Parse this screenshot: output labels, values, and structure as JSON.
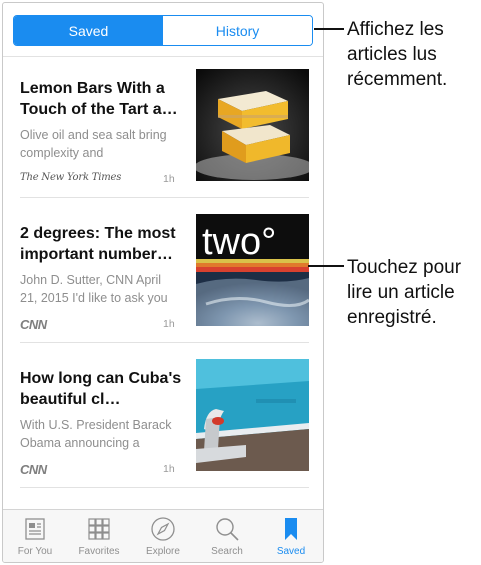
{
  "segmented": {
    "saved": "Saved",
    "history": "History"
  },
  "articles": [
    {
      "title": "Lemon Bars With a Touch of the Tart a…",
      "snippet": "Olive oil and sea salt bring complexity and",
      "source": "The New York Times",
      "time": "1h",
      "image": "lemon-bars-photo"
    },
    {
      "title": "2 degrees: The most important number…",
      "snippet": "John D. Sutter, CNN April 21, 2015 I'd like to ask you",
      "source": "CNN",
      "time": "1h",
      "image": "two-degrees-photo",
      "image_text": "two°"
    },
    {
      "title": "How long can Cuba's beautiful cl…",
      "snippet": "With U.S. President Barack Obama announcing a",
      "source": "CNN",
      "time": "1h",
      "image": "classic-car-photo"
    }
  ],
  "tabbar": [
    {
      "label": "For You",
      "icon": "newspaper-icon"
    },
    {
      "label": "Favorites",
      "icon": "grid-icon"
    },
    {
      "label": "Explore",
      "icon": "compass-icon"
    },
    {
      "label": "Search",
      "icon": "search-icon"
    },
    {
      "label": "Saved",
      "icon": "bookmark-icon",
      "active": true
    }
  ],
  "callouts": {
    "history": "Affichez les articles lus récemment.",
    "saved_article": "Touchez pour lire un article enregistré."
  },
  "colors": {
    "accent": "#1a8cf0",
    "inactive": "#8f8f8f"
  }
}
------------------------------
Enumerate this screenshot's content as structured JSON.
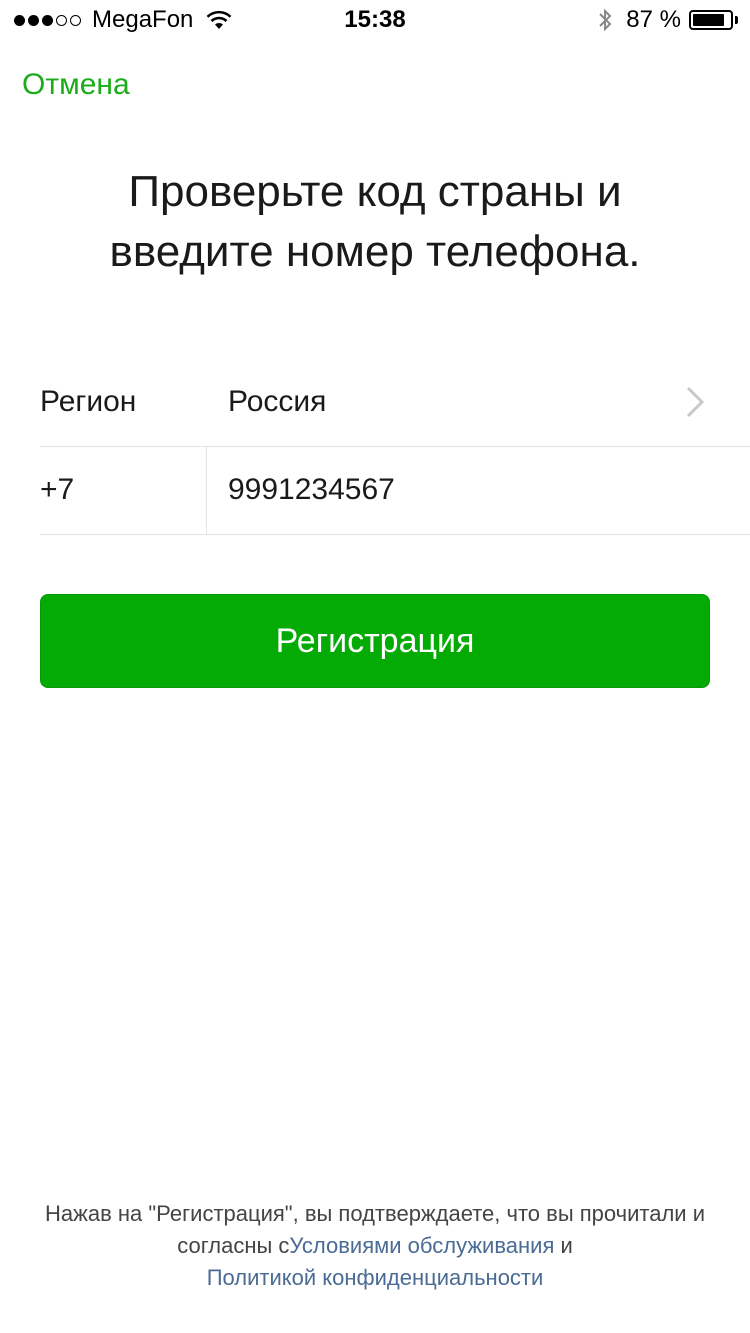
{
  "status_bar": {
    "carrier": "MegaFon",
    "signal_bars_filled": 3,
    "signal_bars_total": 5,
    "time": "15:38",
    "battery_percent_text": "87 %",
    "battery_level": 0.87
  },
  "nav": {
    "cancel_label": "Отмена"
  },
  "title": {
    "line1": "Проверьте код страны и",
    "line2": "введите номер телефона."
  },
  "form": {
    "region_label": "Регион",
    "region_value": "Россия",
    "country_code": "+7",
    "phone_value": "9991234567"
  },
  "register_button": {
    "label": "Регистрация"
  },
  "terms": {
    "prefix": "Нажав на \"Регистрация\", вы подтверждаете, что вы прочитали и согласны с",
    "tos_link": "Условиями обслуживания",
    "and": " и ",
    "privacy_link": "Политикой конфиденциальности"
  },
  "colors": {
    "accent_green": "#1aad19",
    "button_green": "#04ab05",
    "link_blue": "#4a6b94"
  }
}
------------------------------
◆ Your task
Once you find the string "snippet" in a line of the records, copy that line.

◆ Solution for this exercise
      "snippet": "Olive oil and sea salt bring complexity and",
      "snippet": "John D. Sutter, CNN April 21, 2015 I'd like to ask you",
      "snippet": "With U.S. President Barack Obama announcing a",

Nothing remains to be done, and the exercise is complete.